Columbia, Mo. A few trick plays helped the Missouri offense get rolling again.
One game after a disappointing 24-14 loss at Troy, the Tigers showed off the swinging gate, a flea flicker and a tailback pass in a 48-0 victory over Ball State on Saturday.
"I just thought that you guys might want to see it," coach Gary Pinkel joked to the media after the game. "That's why we put them in."
In fact, the trick plays might have been Pinkel's response to criticism that he was guiding the offense in the wrong direction.
The coaching staff has encouraged quarterback Brad Smith to develop as a passer this season, even though he ran for 2,435 yards and 25 touchdowns the past two seasons. He had just 99 rushing yards in Missouri's first two games, compared to 183 in the first two games of 2003.
Against the Cardinals, Smith had more time and space to operate, allowing him to run for 83 yards and a touchdown on 10 carries.
He continued to rely heavily on his arm, too, going 18-of-32 for 213 yards and two touchdowns. He has thrown for at least 200 yards in all three games for the Tigers (2-1) after reaching that mark just twice in 2003.
Tailback Damien Nash, who also had three touchdowns against Ball State, said the offensive showing against Ball State should be the norm, not the exception.
"We should expect this week in and week out," Nash said. "We have to expect big plays every day."
Missouri used a dominating second quarter -- including two touchdowns in a 17-second span -- to take a 28-0 halftime lead. Smith noticed an aggressive instinct that wasn't present at Troy, when Missouri opened a 14-0 lead and then let the win slip away when the Trojans scored 24 unanswered points.
"We wanted to just come out and finish them off," Smith said. "We've been in that position before as an offense, like 'What are we gonna do now?' Anytime we can do that for our team, it's a positive."
Pinkel agreed it looked like a different team compared to the Troy game.
"We looked more like a well coached football team, when a week ago we looked like a very poorly coached football team," he said. "I think we're a lot better than what we've shown, but we've got to become a lot better."
Nash said the Tigers had something to prove after losing to the Trojans and dropping out of the national rankings.
"We had to come back and redeem ourselves," he said. "Now we just have to keep going."
With a bye this week, Missouri continues to prepare for its Big 12 Conference opener Oct. 2 against Colorado. Pinkel knows there are no easy games remaining.

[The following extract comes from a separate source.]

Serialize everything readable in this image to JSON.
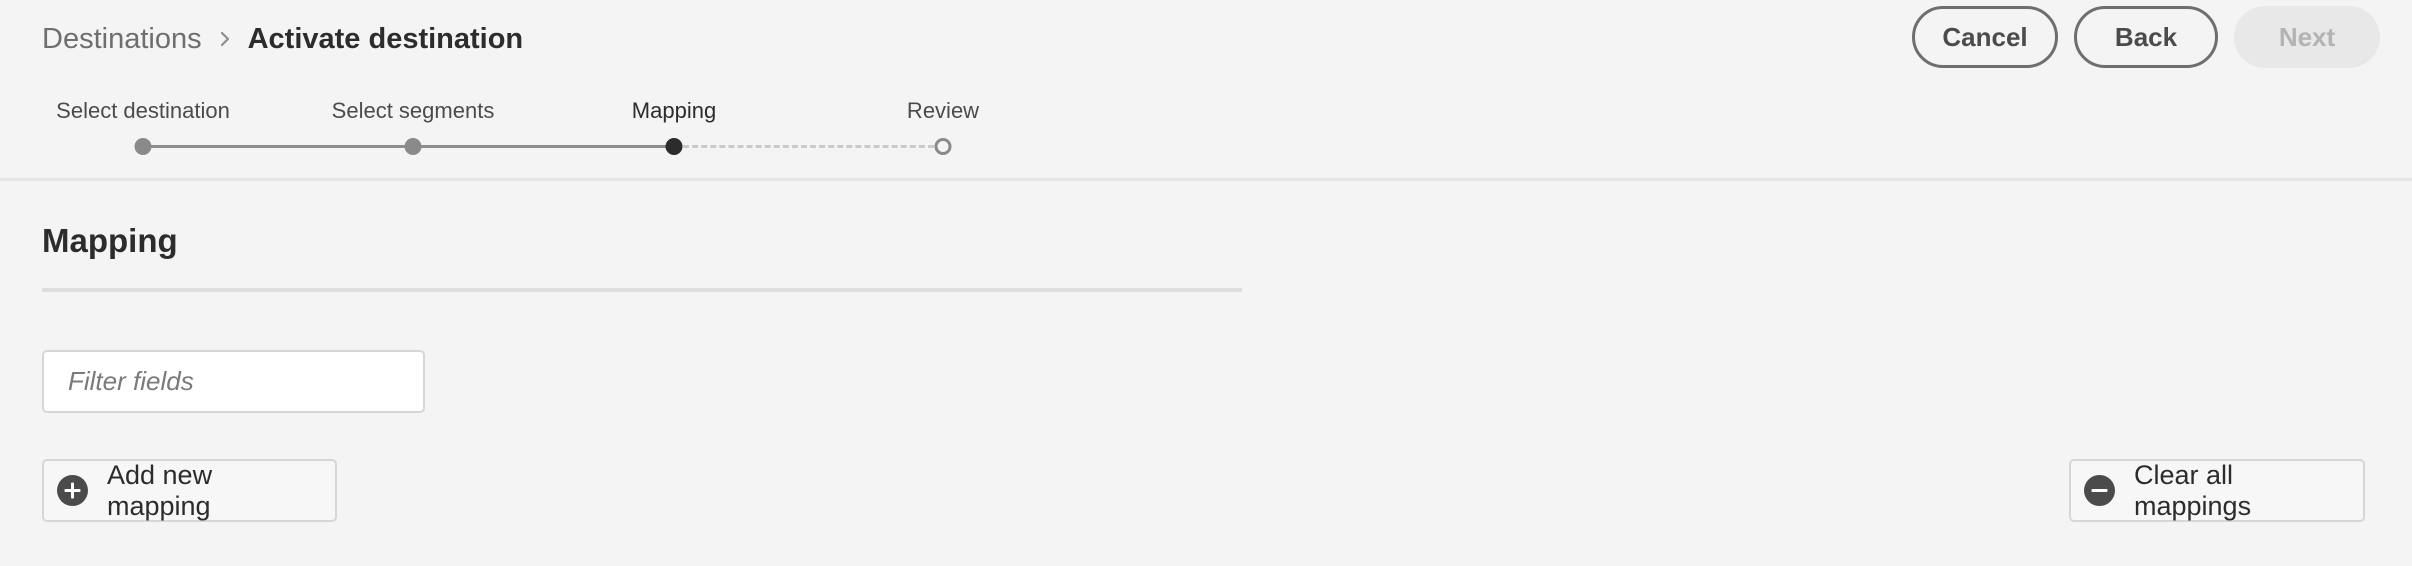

"The competition is going to shoot up about 15 notches, we know that," he said. "Our play also has got to shoot up about 15 notches."
As for the trick plays, none was very successful. The swinging-gate play was a pass to wide receiver Thomson Omboga for eight yards, the flea flicker fell incomplete, and Nash found Smith on the tailback pass for a five-yard gain.
Smith said the plays were just a chance for the Tigers to enjoy themselves.
"We look at it like something fun," he said. "It takes a lot of pressure off. It throws the defense off balance, and it's fun for us."